James Harris said...

Sort of like a quote my father told me. "A man that wants a bunch of guns is usually not as much of a threat as the man who only wants one"

James Harris said...

Sort of like a quote my father told me. "A man that wants a bunch of guns is usually not as much of a threat as the man who only wants one"

James Harris said...

I want to learn the ends and outs of breakout pull back entries. If I'm saying that correct. I'm only 4 months into trading/learning . So my cup is empty.So I'm not sure that's something that I need to learn. Because I'm starting to see that swing trading is
Probably a better fit for me.If not maybe some advice where to start with swinging trading.

James Harris said...

I want to learn the ends and outs of breakout pull back entries. If I'm saying that correct. I'm only 4 months into trading/learning . So my cup is empty.So I'm not sure that's something that I need to learn. Because I'm starting to see that swing trading is
Probably a better fit for me.If not maybe some advice where to start with swinging trading.

Tony M. said...

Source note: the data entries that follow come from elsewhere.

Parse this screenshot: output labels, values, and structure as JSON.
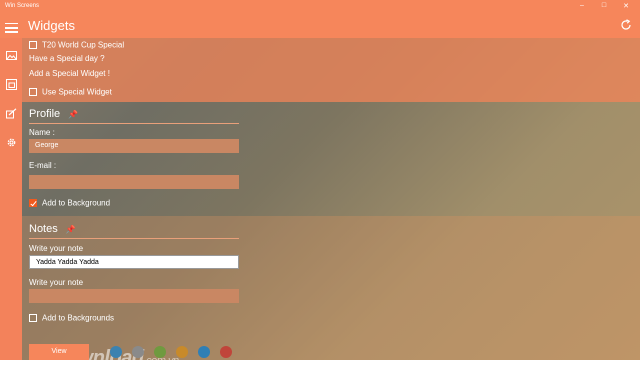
{
  "window": {
    "title": "Win Screens",
    "controls": [
      "minimize-icon",
      "restore-icon",
      "close-icon"
    ]
  },
  "appbar": {
    "title": "Widgets",
    "refresh_icon": "refresh-icon"
  },
  "sidebar": {
    "items": [
      "hamburger-icon",
      "image-icon",
      "widget-icon",
      "brush-icon",
      "gear-icon"
    ]
  },
  "special": {
    "t20_label": "T20 World Cup Special",
    "t20_checked": false,
    "prompt": "Have a Special day ?",
    "add_prompt": "Add a Special Widget !",
    "use_label": "Use Special Widget",
    "use_checked": false
  },
  "profile": {
    "title": "Profile",
    "name_label": "Name :",
    "name_value": "George",
    "email_label": "E-mail :",
    "email_value": "",
    "add_bg_label": "Add to Background",
    "add_bg_checked": true
  },
  "notes": {
    "title": "Notes",
    "note1_label": "Write your note",
    "note1_value": "Yadda Yadda Yadda",
    "note2_label": "Write your note",
    "note2_value": "",
    "add_bg_label": "Add to Backgrounds",
    "add_bg_checked": false
  },
  "footer": {
    "view_label": "View",
    "swatches": [
      "#3b82b0",
      "#8a8a8a",
      "#6f9a3f",
      "#c88a2a",
      "#2f7fb5",
      "#c0453a"
    ]
  },
  "watermark": {
    "brand": "Download",
    "tld": ".com.vn"
  },
  "colors": {
    "accent": "#f6865b",
    "checked": "#f05a1e"
  }
}
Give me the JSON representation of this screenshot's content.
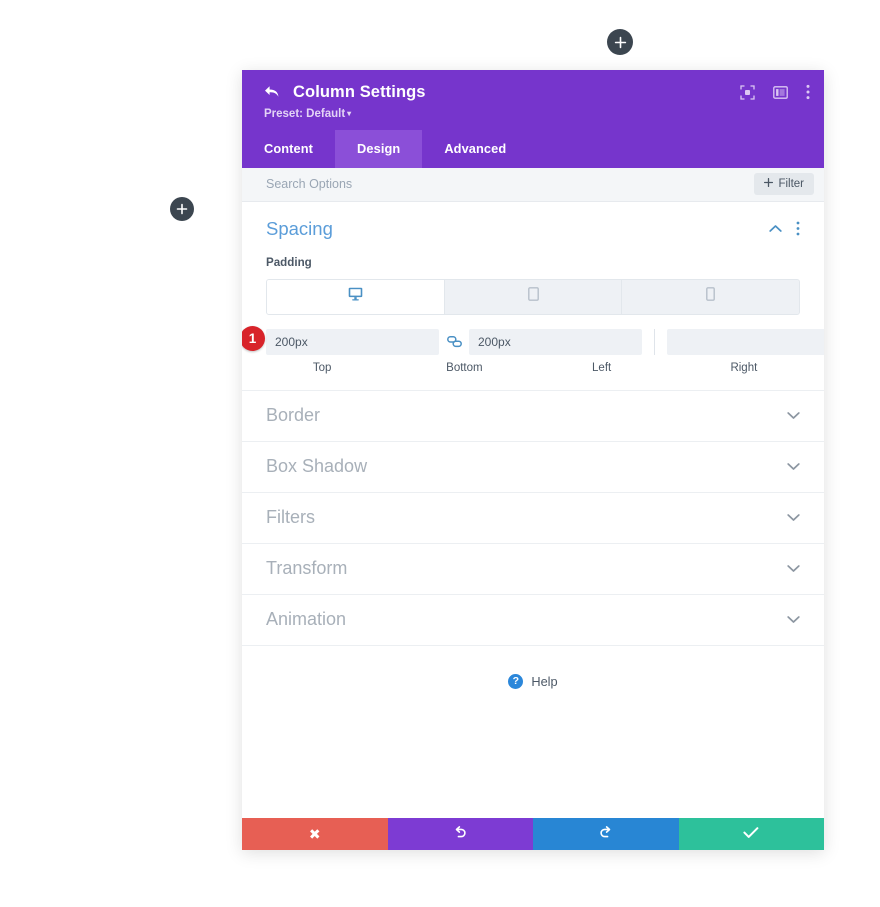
{
  "canvas": {
    "add_button_top": {
      "icon": "plus-icon",
      "label": "+"
    },
    "add_button_left": {
      "icon": "plus-icon",
      "label": "+"
    }
  },
  "panel": {
    "header": {
      "back_icon": "back-arrow-icon",
      "title": "Column Settings",
      "preset_label": "Preset: Default",
      "preset_caret": "▾",
      "icons": [
        {
          "name": "focus-icon",
          "label": "Focus"
        },
        {
          "name": "layout-columns-icon",
          "label": "Layout"
        },
        {
          "name": "more-vertical-icon",
          "label": "More"
        }
      ],
      "accent_color": "#7635cc"
    },
    "tabs": [
      {
        "label": "Content",
        "active": false
      },
      {
        "label": "Design",
        "active": true
      },
      {
        "label": "Advanced",
        "active": false
      }
    ],
    "tab_active_color": "#8b4fd8",
    "search": {
      "placeholder": "Search Options",
      "value": "",
      "filter_button": {
        "label": "Filter",
        "icon": "plus-icon"
      }
    },
    "spacing_section": {
      "title": "Spacing",
      "title_color": "#5b9dd9",
      "collapse_icon": "chevron-up-icon",
      "menu_icon": "more-vertical-icon",
      "padding_label": "Padding",
      "device_tabs": [
        {
          "name": "desktop-icon",
          "label": "Desktop",
          "active": true
        },
        {
          "name": "tablet-icon",
          "label": "Tablet",
          "active": false
        },
        {
          "name": "phone-icon",
          "label": "Phone",
          "active": false
        }
      ],
      "annotation_badge": "1",
      "annotation_color": "#d8232a",
      "fields": [
        {
          "label": "Top",
          "value": "200px",
          "placeholder": ""
        },
        {
          "label": "Bottom",
          "value": "200px",
          "placeholder": ""
        },
        {
          "label": "Left",
          "value": "",
          "placeholder": ""
        },
        {
          "label": "Right",
          "value": "",
          "placeholder": ""
        }
      ],
      "link_left": {
        "name": "link-connected-icon",
        "state": "linked"
      },
      "link_right": {
        "name": "link-broken-icon",
        "state": "unlinked"
      }
    },
    "sections": [
      {
        "label": "Border",
        "icon": "chevron-down-icon"
      },
      {
        "label": "Box Shadow",
        "icon": "chevron-down-icon"
      },
      {
        "label": "Filters",
        "icon": "chevron-down-icon"
      },
      {
        "label": "Transform",
        "icon": "chevron-down-icon"
      },
      {
        "label": "Animation",
        "icon": "chevron-down-icon"
      }
    ],
    "help": {
      "badge": "?",
      "label": "Help"
    },
    "footer_buttons": [
      {
        "name": "cancel-button",
        "icon": "close-x-icon",
        "glyph": "✖",
        "color": "#e75f54"
      },
      {
        "name": "undo-button",
        "icon": "undo-icon",
        "glyph": "↺",
        "color": "#7d3bd3"
      },
      {
        "name": "redo-button",
        "icon": "redo-icon",
        "glyph": "↻",
        "color": "#2886d4"
      },
      {
        "name": "save-button",
        "icon": "checkmark-icon",
        "glyph": "✔",
        "color": "#2dc19b"
      }
    ]
  }
}
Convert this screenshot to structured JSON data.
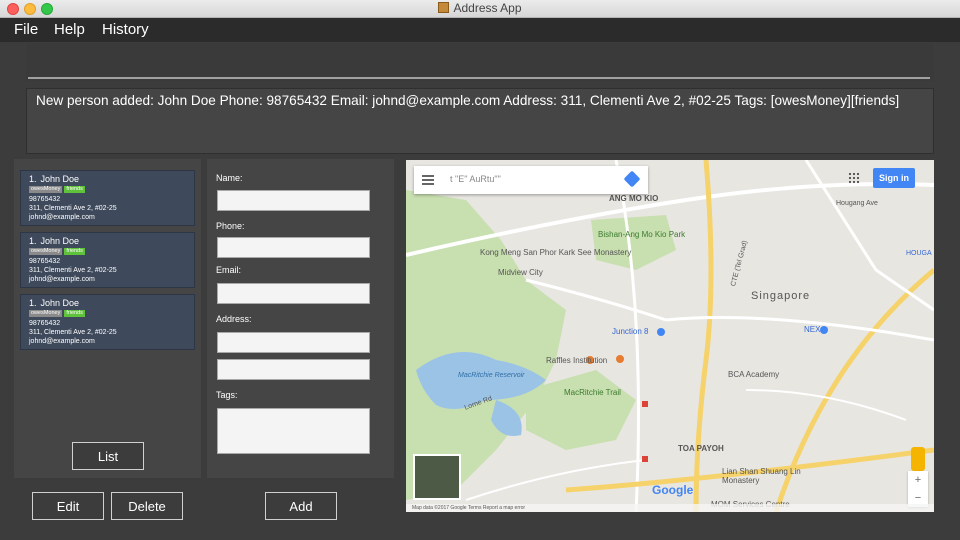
{
  "window": {
    "title": "Address App"
  },
  "menu": {
    "file": "File",
    "help": "Help",
    "history": "History"
  },
  "command": {
    "value": ""
  },
  "result": {
    "text": "New person added: John Doe Phone: 98765432 Email: johnd@example.com Address: 311, Clementi Ave 2, #02-25 Tags: [owesMoney][friends]"
  },
  "persons": [
    {
      "index": "1.",
      "name": "John Doe",
      "tags": [
        "owesMoney",
        "friends"
      ],
      "phone": "98765432",
      "address": "311, Clementi Ave 2, #02-25",
      "email": "johnd@example.com"
    },
    {
      "index": "1.",
      "name": "John Doe",
      "tags": [
        "owesMoney",
        "friends"
      ],
      "phone": "98765432",
      "address": "311, Clementi Ave 2, #02-25",
      "email": "johnd@example.com"
    },
    {
      "index": "1.",
      "name": "John Doe",
      "tags": [
        "owesMoney",
        "friends"
      ],
      "phone": "98765432",
      "address": "311, Clementi Ave 2, #02-25",
      "email": "johnd@example.com"
    }
  ],
  "buttons": {
    "list": "List",
    "edit": "Edit",
    "delete": "Delete",
    "add": "Add"
  },
  "form": {
    "name_label": "Name:",
    "phone_label": "Phone:",
    "email_label": "Email:",
    "address_label": "Address:",
    "tags_label": "Tags:"
  },
  "map": {
    "search_text": "t \"E\" AuRtu\"\"",
    "signin": "Sign in",
    "google": "Google",
    "labels": {
      "ang_mo_kio": "ANG MO KIO",
      "bishan_park": "Bishan-Ang Mo Kio Park",
      "kong_meng": "Kong Meng San Phor Kark See Monastery",
      "midview": "Midview City",
      "singapore": "Singapore",
      "junction8": "Junction 8",
      "nex": "NEX",
      "raffles": "Raffles Institution",
      "bca": "BCA Academy",
      "macritchie": "MacRitchie Trail",
      "reservoir": "MacRitchie Reservoir",
      "toa_payoh": "TOA PAYOH",
      "lian_shan": "Lian Shan Shuang Lin Monastery",
      "mom": "MOM Services Centre",
      "hougang": "Hougang Ave",
      "ctek": "CTE (Tel Grad)",
      "lorne": "Lorne Rd",
      "houga": "HOUGA"
    },
    "footer": "Map data ©2017 Google   Terms   Report a map error",
    "zoom_in": "+",
    "zoom_out": "−"
  },
  "colors": {
    "card": "#3e4a5c",
    "tag_owes": "#8a8a8a",
    "tag_friends": "#5ec23a",
    "map_accent": "#4285f4"
  }
}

"The mind is like a parachute. It only functions when it is open".
My problem Paul is that I am way to interested in everything so it is way to hard to function on just one technique.... Stock trading A.D.D...Lol

Tony M. said...

"The mind is like a parachute. It only functions when it is open".
My problem Paul is that I am way to interested in everything so it is way to hard to function on just one technique.... Stock trading A.D.D...Lol